May I be allowed to say a word on this matter? When the hon. Member for Caerphilly (Mr. Ness Edwards) brought this matter to my notice I took it as a very serious charge. My Department is responsible for dealing with the relatives of victims of these air raids, paying out allowances immediately and giving help wherever we can. I have given very strict instructions to members of my staff in regard to this question of charges for funerals. I have said in this House that I would not allow exploitation of the victims of enemy action. As soon as I received that notice from the hon. Member I sent down for a full report from my own people, not from the local authorities. Perhaps I might be allowed to read an extract from the report:
I am informed that my staff explored every inch of Weston, interviewing widows and paying special temporary allowances, but in no instance did they hear any allusion that undertakers were touting for funeral grants. In the course of their inquiries they ascertained that some victims were being buried under the local authority communal system and in only one case was an application made for a funeral grant from this Ministry. The form was completed on the spot and the grant is being dealt with.

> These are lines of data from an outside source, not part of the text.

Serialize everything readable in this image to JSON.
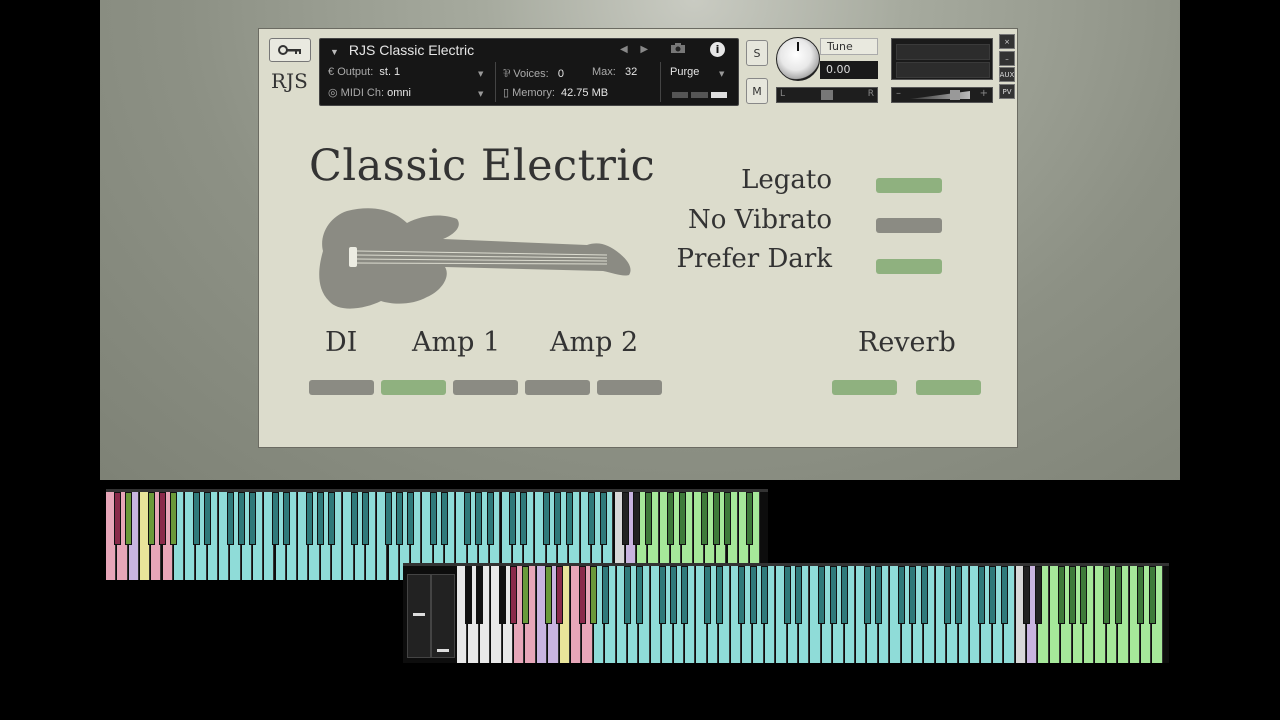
{
  "header": {
    "brand": "RJS",
    "instrument_name": "RJS Classic Electric",
    "output_label": "Output:",
    "output_value": "st. 1",
    "voices_label": "Voices:",
    "voices_value": "0",
    "max_label": "Max:",
    "max_value": "32",
    "purge_label": "Purge",
    "midi_label": "MIDI Ch:",
    "midi_value": "omni",
    "memory_label": "Memory:",
    "memory_value": "42.75 MB",
    "solo_label": "S",
    "mute_label": "M",
    "tune_label": "Tune",
    "tune_value": "0.00",
    "close_label": "×",
    "aux_label": "AUX",
    "pv_label": "PV",
    "minus_label": "–",
    "pan_left": "L",
    "pan_right": "R",
    "vol_minus": "–",
    "vol_plus": "+"
  },
  "main": {
    "title": "Classic Electric",
    "options": [
      {
        "label": "Legato",
        "state": "on"
      },
      {
        "label": "No Vibrato",
        "state": "off"
      },
      {
        "label": "Prefer Dark",
        "state": "on"
      }
    ],
    "sections": {
      "di": "DI",
      "amp1": "Amp 1",
      "amp2": "Amp 2",
      "reverb": "Reverb"
    },
    "mic_buttons": [
      {
        "name": "di",
        "state": "off"
      },
      {
        "name": "amp1-a",
        "state": "on"
      },
      {
        "name": "amp1-b",
        "state": "off"
      },
      {
        "name": "amp2-a",
        "state": "off"
      },
      {
        "name": "amp2-b",
        "state": "off"
      }
    ],
    "reverb_buttons": [
      {
        "name": "reverb-a",
        "state": "on"
      },
      {
        "name": "reverb-b",
        "state": "on"
      }
    ]
  },
  "colors": {
    "panel": "#dcdccc",
    "toggle_on": "#8fb17f",
    "toggle_off": "#8b8b83",
    "key_cyan": "#8fdcd8",
    "key_green": "#a6e89a",
    "key_pink": "#e7a6b8",
    "key_lavender": "#c9b4e0",
    "key_yellow": "#e8e49a"
  }
}
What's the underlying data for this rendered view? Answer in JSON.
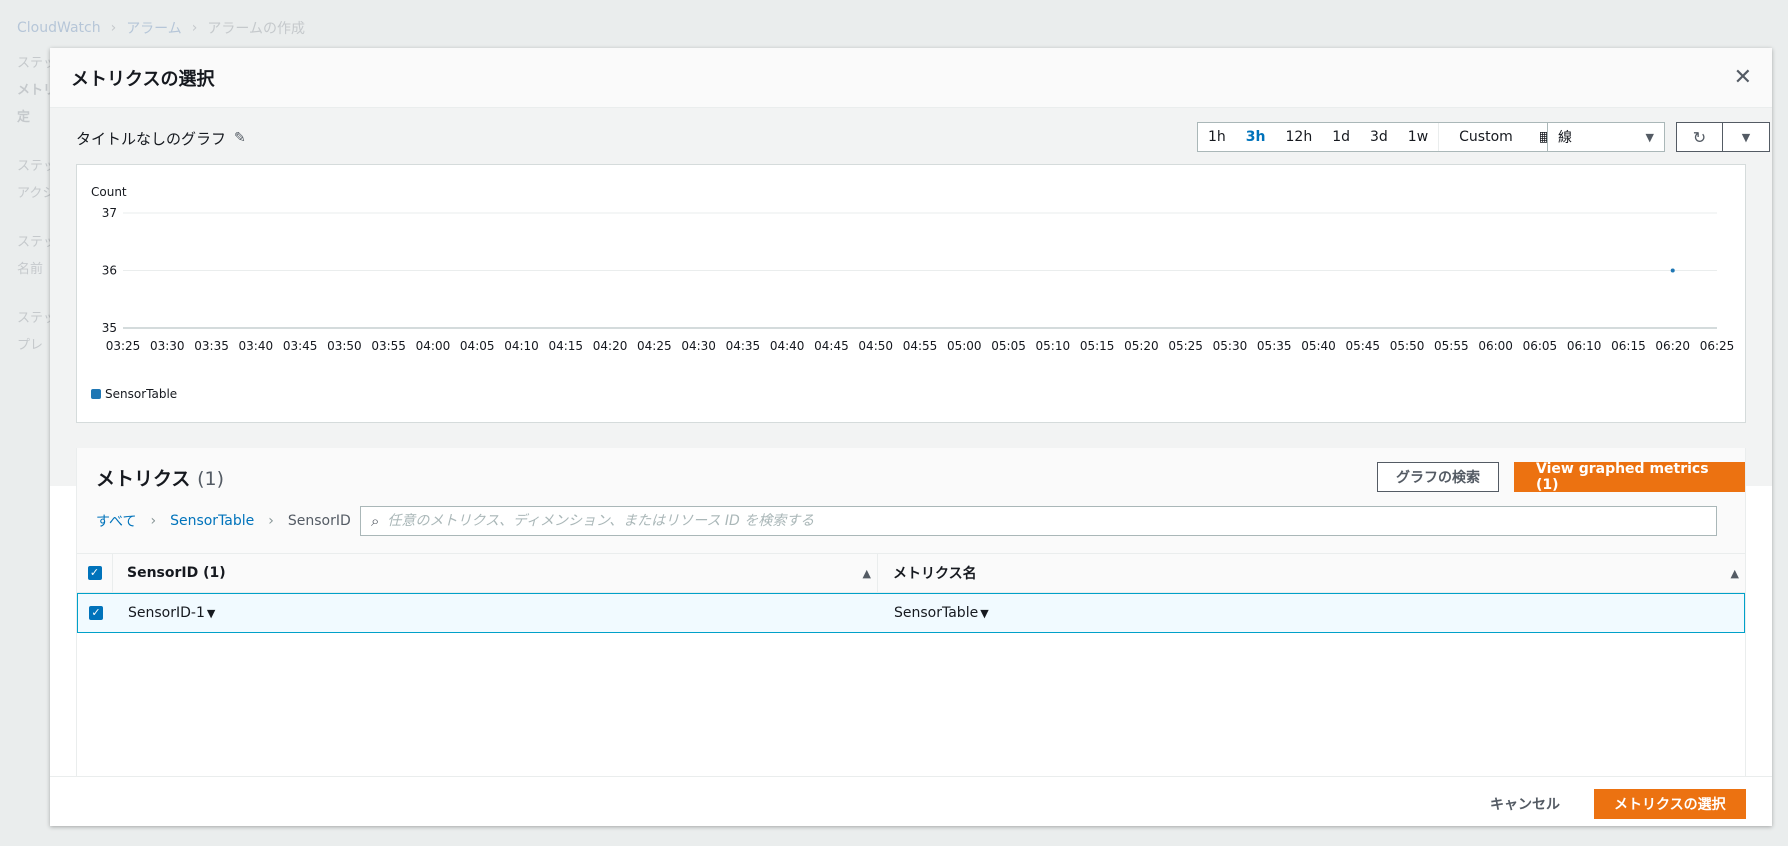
{
  "background": {
    "breadcrumb": [
      "CloudWatch",
      "アラーム",
      "アラームの作成"
    ],
    "steps": [
      "ステップ",
      "メトリ",
      "定",
      "ステップ",
      "アクシ",
      "ステップ",
      "名前",
      "ステップ",
      "プレ"
    ]
  },
  "modal": {
    "title": "メトリクスの選択",
    "graph_title": "タイトルなしのグラフ",
    "time_ranges": [
      "1h",
      "3h",
      "12h",
      "1d",
      "3d",
      "1w"
    ],
    "active_range": "3h",
    "custom_label": "Custom",
    "graph_type": "線",
    "legend_label": "SensorTable",
    "metrics_title": "メトリクス",
    "metrics_count": "(1)",
    "graph_search_button": "グラフの検索",
    "view_graphed_button": "View graphed metrics (1)",
    "breadcrumb": {
      "all": "すべて",
      "namespace": "SensorTable",
      "dimension": "SensorID"
    },
    "search_placeholder": "任意のメトリクス、ディメンション、またはリソース ID を検索する",
    "table": {
      "col1_header": "SensorID (1)",
      "col2_header": "メトリクス名",
      "rows": [
        {
          "sensor_id": "SensorID-1",
          "metric_name": "SensorTable"
        }
      ]
    },
    "cancel_button": "キャンセル",
    "select_button": "メトリクスの選択"
  },
  "colors": {
    "accent": "#ec7211",
    "link": "#0073bb",
    "series": "#1f77b4"
  },
  "chart_data": {
    "type": "line",
    "ylabel": "Count",
    "ylim": [
      35,
      37
    ],
    "yticks": [
      "37",
      "36",
      "35"
    ],
    "xticks": [
      "03:25",
      "03:30",
      "03:35",
      "03:40",
      "03:45",
      "03:50",
      "03:55",
      "04:00",
      "04:05",
      "04:10",
      "04:15",
      "04:20",
      "04:25",
      "04:30",
      "04:35",
      "04:40",
      "04:45",
      "04:50",
      "04:55",
      "05:00",
      "05:05",
      "05:10",
      "05:15",
      "05:20",
      "05:25",
      "05:30",
      "05:35",
      "05:40",
      "05:45",
      "05:50",
      "05:55",
      "06:00",
      "06:05",
      "06:10",
      "06:15",
      "06:20",
      "06:25"
    ],
    "series": [
      {
        "name": "SensorTable",
        "points": [
          {
            "x": "06:20",
            "y": 36
          }
        ]
      }
    ],
    "grid": true,
    "legend": "bottom-left"
  }
}
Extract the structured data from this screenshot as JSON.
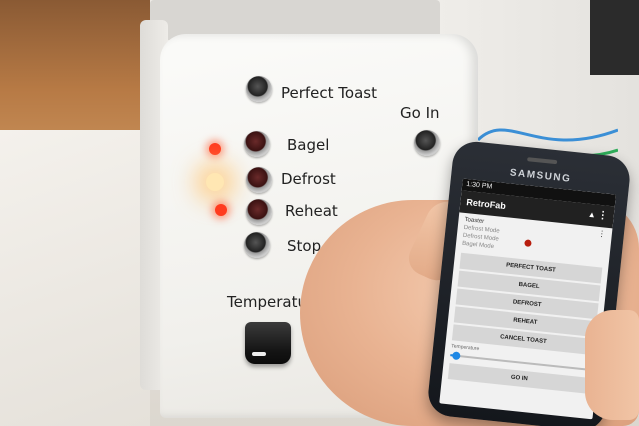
{
  "toaster": {
    "buttons": [
      {
        "label": "Perfect Toast"
      },
      {
        "label": "Bagel"
      },
      {
        "label": "Defrost"
      },
      {
        "label": "Reheat"
      },
      {
        "label": "Stop"
      }
    ],
    "go_in_label": "Go In",
    "temperature_label": "Temperature"
  },
  "phone": {
    "brand": "SAMSUNG",
    "status_time": "1:30 PM",
    "app_title": "RetroFab",
    "device_name": "Toaster",
    "modes": [
      "Defrost Mode",
      "Defrost Mode",
      "Bagel Mode"
    ],
    "buttons": {
      "perfect_toast": "PERFECT TOAST",
      "bagel": "BAGEL",
      "defrost": "DEFROST",
      "reheat": "REHEAT",
      "cancel_toast": "CANCEL TOAST",
      "go_in": "GO IN"
    },
    "temperature_label": "Temperature",
    "temperature_level": 0.03,
    "accent_color": "#1e88e5",
    "indicator_color": "#b81e0e",
    "icons": [
      "menu-icon",
      "up-arrow-icon"
    ]
  }
}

Not satisfied with that, I sent down a special inquiry officer. He made a full inquiry, and he interviewed not only the son Edward but the deceased man's
brother, Mr. Brake. They were both called to Weston to identify the victims. The information received is this. Mr. Brake gave this information:
They were not touted or canvassed by undertakers in any way; that, while at the mortuary, they asked the official in charge if he could recommend an undertaker. He did so and they immediately rang up and were given an estimate over the phone The prices in question ranged from 10 to 18 guineas, and the decision was left to the son Edward, who agreed to pay 18 guineas.
I am going to suggest to my hon. Friend that, in a case of that kind, where the relatives, after knowing the full circumstances, knowing that the bodies could have been buried by the local authority without any charge whatever, and knowing also that the grant due from my Department is £7 10s. and where they, knowing all that, make arrangements themselves and agree to pay what I consider a very high figure—I have the bill here—we cannot say that that is because they had been touted. It is just a matter of using their own free will. As to whether the gentleman in question was authorised to give instructions for funerals or whether it should have been left to the son, that is a matter for them to decide. I believe there is a little difficulty on that point as between the two relatives. In fairness and justice to my own officials and the local authority officials in Weston, I think a general and sweeping charge that there has been touting generally is going a little too far. As regards the bill, it might interest the House to know that this coffin was upholstered in swansdown complete with chromium-plated fittings and engraved, at 18 guineas.
It refers to other charges, such as railway companies' charges for conveying the coffin from Weston to the place where they wanted the burial to take place. I am not concerned with that, of course. I am concerned with the charges made by the undertaker for his own work.
May I add my word to the attack made by the hon. Member? I think he raised objection to the Supplementary Question that I put to the Minister of Pensions. I would like to assure him that there is nothing personal in this matter. I would also like to say that I have a letter in my hand from the local authority that leads me to believe that very little inquiry was made by those who gave the information to the hon. Member. Is it right or wise for Members of this House, among whom I include myself, to put Questions on the Paper containing statements of fact when those statements may have a very damaging effect? Could we have your guidance and advice, Mr. Speaker, as to whether in a case like that Questions should not be put in the form of a Question rather than in the form of a statement?